Content starts
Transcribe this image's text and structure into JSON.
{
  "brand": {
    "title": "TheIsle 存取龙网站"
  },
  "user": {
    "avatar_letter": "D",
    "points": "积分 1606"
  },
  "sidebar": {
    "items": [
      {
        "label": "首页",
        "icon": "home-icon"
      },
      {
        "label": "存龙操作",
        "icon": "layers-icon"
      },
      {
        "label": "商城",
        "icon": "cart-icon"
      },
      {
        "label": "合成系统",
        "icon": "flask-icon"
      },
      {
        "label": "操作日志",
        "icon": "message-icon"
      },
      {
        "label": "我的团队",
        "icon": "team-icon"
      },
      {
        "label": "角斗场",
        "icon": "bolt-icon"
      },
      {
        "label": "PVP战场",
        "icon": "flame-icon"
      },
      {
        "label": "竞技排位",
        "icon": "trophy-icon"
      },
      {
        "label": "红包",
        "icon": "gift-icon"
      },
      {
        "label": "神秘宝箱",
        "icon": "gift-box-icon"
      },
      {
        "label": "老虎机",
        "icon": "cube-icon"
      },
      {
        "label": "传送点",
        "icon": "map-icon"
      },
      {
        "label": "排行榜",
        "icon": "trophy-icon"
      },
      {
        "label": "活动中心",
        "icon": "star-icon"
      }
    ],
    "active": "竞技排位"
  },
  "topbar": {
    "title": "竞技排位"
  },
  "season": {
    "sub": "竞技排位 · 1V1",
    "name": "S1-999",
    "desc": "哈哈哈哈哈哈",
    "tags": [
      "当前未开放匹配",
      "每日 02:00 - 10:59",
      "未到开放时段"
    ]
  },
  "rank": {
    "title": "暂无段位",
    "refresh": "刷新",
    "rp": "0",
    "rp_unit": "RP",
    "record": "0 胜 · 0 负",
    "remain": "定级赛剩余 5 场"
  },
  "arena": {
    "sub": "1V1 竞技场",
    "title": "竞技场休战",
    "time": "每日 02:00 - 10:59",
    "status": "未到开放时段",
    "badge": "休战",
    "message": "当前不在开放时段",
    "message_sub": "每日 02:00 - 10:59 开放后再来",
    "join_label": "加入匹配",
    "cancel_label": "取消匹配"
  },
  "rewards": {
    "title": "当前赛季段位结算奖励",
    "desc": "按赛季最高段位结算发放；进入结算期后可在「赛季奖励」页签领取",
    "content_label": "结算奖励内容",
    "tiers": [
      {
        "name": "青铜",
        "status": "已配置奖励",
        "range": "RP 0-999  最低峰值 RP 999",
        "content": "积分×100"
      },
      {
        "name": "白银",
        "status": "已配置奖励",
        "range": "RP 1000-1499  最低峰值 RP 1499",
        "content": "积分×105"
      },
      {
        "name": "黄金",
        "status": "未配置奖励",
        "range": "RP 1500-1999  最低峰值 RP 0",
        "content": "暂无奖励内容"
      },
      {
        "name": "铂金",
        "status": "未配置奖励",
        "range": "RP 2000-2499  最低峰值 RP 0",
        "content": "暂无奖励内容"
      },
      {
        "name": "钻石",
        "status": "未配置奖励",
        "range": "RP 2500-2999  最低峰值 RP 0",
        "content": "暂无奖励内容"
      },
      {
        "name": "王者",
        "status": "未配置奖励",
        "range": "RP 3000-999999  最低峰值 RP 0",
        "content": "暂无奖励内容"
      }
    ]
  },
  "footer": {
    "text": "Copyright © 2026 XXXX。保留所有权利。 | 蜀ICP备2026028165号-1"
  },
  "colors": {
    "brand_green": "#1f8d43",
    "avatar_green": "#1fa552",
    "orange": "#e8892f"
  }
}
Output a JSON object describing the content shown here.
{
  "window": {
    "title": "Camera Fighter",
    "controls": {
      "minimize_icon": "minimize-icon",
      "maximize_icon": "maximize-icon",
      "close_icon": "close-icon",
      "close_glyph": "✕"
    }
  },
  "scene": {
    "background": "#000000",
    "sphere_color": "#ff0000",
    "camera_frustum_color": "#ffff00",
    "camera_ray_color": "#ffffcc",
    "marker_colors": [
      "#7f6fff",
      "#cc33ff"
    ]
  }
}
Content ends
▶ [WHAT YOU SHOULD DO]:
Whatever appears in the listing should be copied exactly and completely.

▶ [SOLVED PROBLEM]:
Transcribe this image's text and structure into JSON.
{
  "brand": {
    "title": "TheIsle 存取龙网站"
  },
  "user": {
    "avatar_letter": "D",
    "points": "积分 1606"
  },
  "sidebar": {
    "items": [
      {
        "label": "首页",
        "icon": "home-icon"
      },
      {
        "label": "存龙操作",
        "icon": "layers-icon"
      },
      {
        "label": "商城",
        "icon": "cart-icon"
      },
      {
        "label": "合成系统",
        "icon": "flask-icon"
      },
      {
        "label": "操作日志",
        "icon": "message-icon"
      },
      {
        "label": "我的团队",
        "icon": "team-icon"
      },
      {
        "label": "角斗场",
        "icon": "bolt-icon"
      },
      {
        "label": "PVP战场",
        "icon": "flame-icon"
      },
      {
        "label": "竞技排位",
        "icon": "trophy-icon"
      },
      {
        "label": "红包",
        "icon": "gift-icon"
      },
      {
        "label": "神秘宝箱",
        "icon": "gift-box-icon"
      },
      {
        "label": "老虎机",
        "icon": "cube-icon"
      },
      {
        "label": "传送点",
        "icon": "map-icon"
      },
      {
        "label": "排行榜",
        "icon": "trophy-icon"
      },
      {
        "label": "活动中心",
        "icon": "star-icon"
      }
    ],
    "active": "竞技排位"
  },
  "topbar": {
    "title": "竞技排位"
  },
  "season": {
    "sub": "竞技排位 · 1V1",
    "name": "S1-999",
    "desc": "哈哈哈哈哈哈",
    "tags": [
      "当前未开放匹配",
      "每日 02:00 - 10:59",
      "未到开放时段"
    ]
  },
  "rank": {
    "title": "暂无段位",
    "refresh": "刷新",
    "rp": "0",
    "rp_unit": "RP",
    "record": "0 胜 · 0 负",
    "remain": "定级赛剩余 5 场"
  },
  "arena": {
    "sub": "1V1 竞技场",
    "title": "竞技场休战",
    "time": "每日 02:00 - 10:59",
    "status": "未到开放时段",
    "badge": "休战",
    "message": "当前不在开放时段",
    "message_sub": "每日 02:00 - 10:59 开放后再来",
    "join_label": "加入匹配",
    "cancel_label": "取消匹配"
  },
  "rewards": {
    "title": "当前赛季段位结算奖励",
    "desc": "按赛季最高段位结算发放；进入结算期后可在「赛季奖励」页签领取",
    "content_label": "结算奖励内容",
    "tiers": [
      {
        "name": "青铜",
        "status": "已配置奖励",
        "range": "RP 0-999  最低峰值 RP 999",
        "content": "积分×100"
      },
      {
        "name": "白银",
        "status": "已配置奖励",
        "range": "RP 1000-1499  最低峰值 RP 1499",
        "content": "积分×105"
      },
      {
        "name": "黄金",
        "status": "未配置奖励",
        "range": "RP 1500-1999  最低峰值 RP 0",
        "content": "暂无奖励内容"
      },
      {
        "name": "铂金",
        "status": "未配置奖励",
        "range": "RP 2000-2499  最低峰值 RP 0",
        "content": "暂无奖励内容"
      },
      {
        "name": "钻石",
        "status": "未配置奖励",
        "range": "RP 2500-2999  最低峰值 RP 0",
        "content": "暂无奖励内容"
      },
      {
        "name": "王者",
        "status": "未配置奖励",
        "range": "RP 3000-999999  最低峰值 RP 0",
        "content": "暂无奖励内容"
      }
    ]
  },
  "footer": {
    "text": "Copyright © 2026 XXXX。保留所有权利。 | 蜀ICP备2026028165号-1"
  },
  "colors": {
    "brand_green": "#1f8d43",
    "avatar_green": "#1fa552",
    "orange": "#e8892f"
  }
}
Output a JSON object describing the content shown here.
{
  "window": {
    "title": "Camera Fighter",
    "controls": {
      "minimize_icon": "minimize-icon",
      "maximize_icon": "maximize-icon",
      "close_icon": "close-icon",
      "close_glyph": "✕"
    }
  },
  "scene": {
    "background": "#000000",
    "sphere_color": "#ff0000",
    "camera_frustum_color": "#ffff00",
    "camera_ray_color": "#ffffcc",
    "marker_colors": [
      "#7f6fff",
      "#cc33ff"
    ]
  }
}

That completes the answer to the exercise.